“Ah, yeah, I do,” I admitted.
I showed him the picture and he said he’d think about it.
After a couple of meets and greets with Emma, roomie decided to adopt her and was a bit surprised to discover she wasn’t available until a week later. At that point we learned that Emma had been held at the shelter for nearly two months so that she could be socialized. The previous owners had neglected her badly. When she was brought in her coat was so matted they had to sedate her so they could shave her – they also had to teach her how to eat out of a dish as apparently she’d never been fed that way before. Apparently this sweet little dog had been tied up and left in the yard and thrown table scraps and had no skills with humans or other animals. Sad. Even as roomie was walking her out of the shelter, the employees were telling him he had two weeks to bring her back.
It sounded pretty bleak and we thought we’d spend months helping her to adjust to normal life as a house pet and to our other pets. But, within three hours of being ‘home’ Emma was rubbing up against me and let me pet her, and when I bent down to smile at her and say, ‘good girl!’ she licked my nose.
It’s been a week now and with the exception of a few territorial issues with the other pets and an inclination to eating squeaky toys Emma is a happy, affectionate and loving animal.
I’m hoping that she understands she is home and will never have to be tied up outside or thrown table scraps which she’ll have to hide in case food runs short. That she will always have food, shelter, friends and humans who love her. We still need to convince her that a harness and leash only means it’s time for a walk and that potato chips and squeaky toys aren’t good for her digestion and cats should be given wide berth – but it’s looking pretty good.
In my mind, we saved a life. I’m sure of it, really, because I knew in my heart that if we hadn’t adopted Emma, no one would have. And that wonderful, sweet little animal who only wanted someone to love her and someone to give her love to probably wouldn’t be alive now.
Every year, millions of animals are abandoned, mistreated and euthanized – but as Emma has proven even animals who are mistreated can be wonderful pets and a great addition to a family.
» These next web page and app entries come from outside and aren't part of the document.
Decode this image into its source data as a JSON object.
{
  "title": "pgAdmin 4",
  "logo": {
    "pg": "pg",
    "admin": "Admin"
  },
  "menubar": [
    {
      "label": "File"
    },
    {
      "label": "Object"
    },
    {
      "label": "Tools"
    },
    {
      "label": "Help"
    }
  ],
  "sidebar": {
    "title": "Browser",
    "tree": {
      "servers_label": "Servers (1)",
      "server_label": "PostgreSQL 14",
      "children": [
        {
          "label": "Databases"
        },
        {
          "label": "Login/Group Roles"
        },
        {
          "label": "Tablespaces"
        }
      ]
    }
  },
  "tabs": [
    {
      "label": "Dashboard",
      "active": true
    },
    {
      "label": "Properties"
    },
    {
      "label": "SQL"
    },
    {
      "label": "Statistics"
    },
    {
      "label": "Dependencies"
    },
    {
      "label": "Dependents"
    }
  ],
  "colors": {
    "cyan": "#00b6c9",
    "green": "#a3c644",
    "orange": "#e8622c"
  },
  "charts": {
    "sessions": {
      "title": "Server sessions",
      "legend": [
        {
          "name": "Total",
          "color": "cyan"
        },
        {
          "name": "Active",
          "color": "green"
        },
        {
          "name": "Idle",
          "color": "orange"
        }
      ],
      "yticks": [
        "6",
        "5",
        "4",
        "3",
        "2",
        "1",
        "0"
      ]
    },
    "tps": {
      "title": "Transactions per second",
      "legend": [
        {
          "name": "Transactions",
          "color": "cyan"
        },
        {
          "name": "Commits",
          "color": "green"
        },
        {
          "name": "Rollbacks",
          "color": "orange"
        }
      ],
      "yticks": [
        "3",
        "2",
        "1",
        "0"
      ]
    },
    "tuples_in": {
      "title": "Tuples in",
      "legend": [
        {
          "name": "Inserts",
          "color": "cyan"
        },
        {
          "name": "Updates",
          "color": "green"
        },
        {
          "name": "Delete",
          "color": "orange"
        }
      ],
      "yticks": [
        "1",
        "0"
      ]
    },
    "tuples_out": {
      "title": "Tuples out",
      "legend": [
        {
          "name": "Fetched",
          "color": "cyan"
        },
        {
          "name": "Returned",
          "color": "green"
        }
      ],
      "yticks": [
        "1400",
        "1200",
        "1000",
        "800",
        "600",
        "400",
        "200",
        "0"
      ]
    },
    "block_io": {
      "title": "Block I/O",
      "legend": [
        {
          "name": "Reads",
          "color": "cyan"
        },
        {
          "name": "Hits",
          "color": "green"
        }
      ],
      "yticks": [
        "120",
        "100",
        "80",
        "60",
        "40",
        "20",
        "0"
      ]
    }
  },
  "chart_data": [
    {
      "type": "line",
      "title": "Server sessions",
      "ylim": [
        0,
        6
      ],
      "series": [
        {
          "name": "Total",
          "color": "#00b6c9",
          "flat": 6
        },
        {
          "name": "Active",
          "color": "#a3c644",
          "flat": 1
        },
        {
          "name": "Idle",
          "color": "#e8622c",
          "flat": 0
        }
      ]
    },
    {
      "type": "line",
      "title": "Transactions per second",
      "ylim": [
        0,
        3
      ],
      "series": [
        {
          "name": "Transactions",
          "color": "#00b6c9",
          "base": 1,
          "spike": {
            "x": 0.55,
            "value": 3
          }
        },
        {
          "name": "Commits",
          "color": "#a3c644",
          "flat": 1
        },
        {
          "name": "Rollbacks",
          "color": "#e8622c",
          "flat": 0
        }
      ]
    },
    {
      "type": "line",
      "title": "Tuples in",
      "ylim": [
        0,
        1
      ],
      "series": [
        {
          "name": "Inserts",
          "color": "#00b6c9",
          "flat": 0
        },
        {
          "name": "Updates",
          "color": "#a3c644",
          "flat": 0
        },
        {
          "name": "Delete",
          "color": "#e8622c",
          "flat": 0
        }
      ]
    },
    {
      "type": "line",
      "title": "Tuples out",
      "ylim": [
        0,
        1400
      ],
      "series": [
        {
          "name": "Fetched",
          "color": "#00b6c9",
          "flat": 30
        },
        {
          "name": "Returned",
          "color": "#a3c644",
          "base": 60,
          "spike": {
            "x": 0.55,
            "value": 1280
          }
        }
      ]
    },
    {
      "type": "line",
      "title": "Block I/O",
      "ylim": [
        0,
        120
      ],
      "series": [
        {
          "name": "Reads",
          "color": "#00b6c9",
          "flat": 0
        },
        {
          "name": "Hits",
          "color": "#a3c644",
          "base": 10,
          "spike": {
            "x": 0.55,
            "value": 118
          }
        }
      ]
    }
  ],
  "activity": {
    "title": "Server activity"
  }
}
If you’re looking for a pet, please go to your local shelter and see if you can find an Emma of your own. Puppies are great but older dogs have as much love and affection to offer as a puppy – sometimes more. I’m sure glad we did.